During the now-infamous hunt for the Boston Marathon Tragedy suspects, the Boston Police Commissioner stated that the technology provided to them by some of the biggest vendors in the world failed to recognize the bombers – even with their faces having been stored in all of the official databases necessary for the software to work.
Facial Recognition Software companies make millions selling their software to state and federal agencies in the promise that in such an event as this, their tools would be able to find and recognize even the worst of offenders with the most grainy of photos.
What we now know is that all of the promises made over the years that this technology is sound and works fell short and the case was finally solved by people looking at hours of footage and witnesses being shown a number of potential images and even public involvement.
What does that mean for the future of this kind of software? It may be that all of the facial recognition demos that we have seen in the news and demonstrated in movies have come from false assumptions that this kind of technology is easy to make. Even Facebook, which actually has some of the best facial recognition technology in the world, sometimes gets it wrong when it asks you to tag someone in a photo.

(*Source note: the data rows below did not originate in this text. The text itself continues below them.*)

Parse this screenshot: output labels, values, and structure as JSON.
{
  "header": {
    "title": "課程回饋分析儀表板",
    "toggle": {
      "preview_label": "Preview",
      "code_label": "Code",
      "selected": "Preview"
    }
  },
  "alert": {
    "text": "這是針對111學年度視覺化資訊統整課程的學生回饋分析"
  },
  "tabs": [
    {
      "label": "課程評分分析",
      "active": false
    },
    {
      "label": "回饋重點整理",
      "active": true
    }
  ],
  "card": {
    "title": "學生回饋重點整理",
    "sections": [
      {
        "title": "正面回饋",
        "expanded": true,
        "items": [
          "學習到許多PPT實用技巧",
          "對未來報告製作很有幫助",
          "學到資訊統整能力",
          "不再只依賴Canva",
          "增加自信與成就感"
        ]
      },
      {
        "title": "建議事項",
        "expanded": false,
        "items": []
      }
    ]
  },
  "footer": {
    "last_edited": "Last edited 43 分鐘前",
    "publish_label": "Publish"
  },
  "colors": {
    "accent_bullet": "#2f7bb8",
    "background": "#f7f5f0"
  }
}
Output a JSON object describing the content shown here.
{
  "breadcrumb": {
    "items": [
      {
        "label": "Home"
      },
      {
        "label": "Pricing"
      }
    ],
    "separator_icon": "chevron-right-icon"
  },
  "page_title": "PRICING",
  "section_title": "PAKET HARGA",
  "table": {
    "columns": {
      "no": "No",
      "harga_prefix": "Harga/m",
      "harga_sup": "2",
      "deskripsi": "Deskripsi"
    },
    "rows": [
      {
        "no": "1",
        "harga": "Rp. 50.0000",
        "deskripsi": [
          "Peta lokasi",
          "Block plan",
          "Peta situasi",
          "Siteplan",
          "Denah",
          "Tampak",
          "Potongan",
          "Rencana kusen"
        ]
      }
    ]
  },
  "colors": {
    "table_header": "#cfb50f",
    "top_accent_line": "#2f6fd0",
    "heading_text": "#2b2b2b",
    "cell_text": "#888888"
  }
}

The question that needs to be asked is: what makes it work and what doesn’t? As a software engineer, I can tell you that more data is the key, but not the kind of data that the government retains in their large personnel databases. The kind of data needed is also the kind that is actively tracking and identifying people not just in a mug shot but in walking down the street or into a store.
Collecting this kind of data that immediately identifies people as they are moving would be considered a tremendous invasion of privacy, so it’s doubtful that these expensive vendors will get any better anytime soon without someone in a higher government position making some serious potential constitutional violations. It looks like, for the time being, we will simply need to do it the good old fashioned way: using the human brain. And this time, it thankfully worked.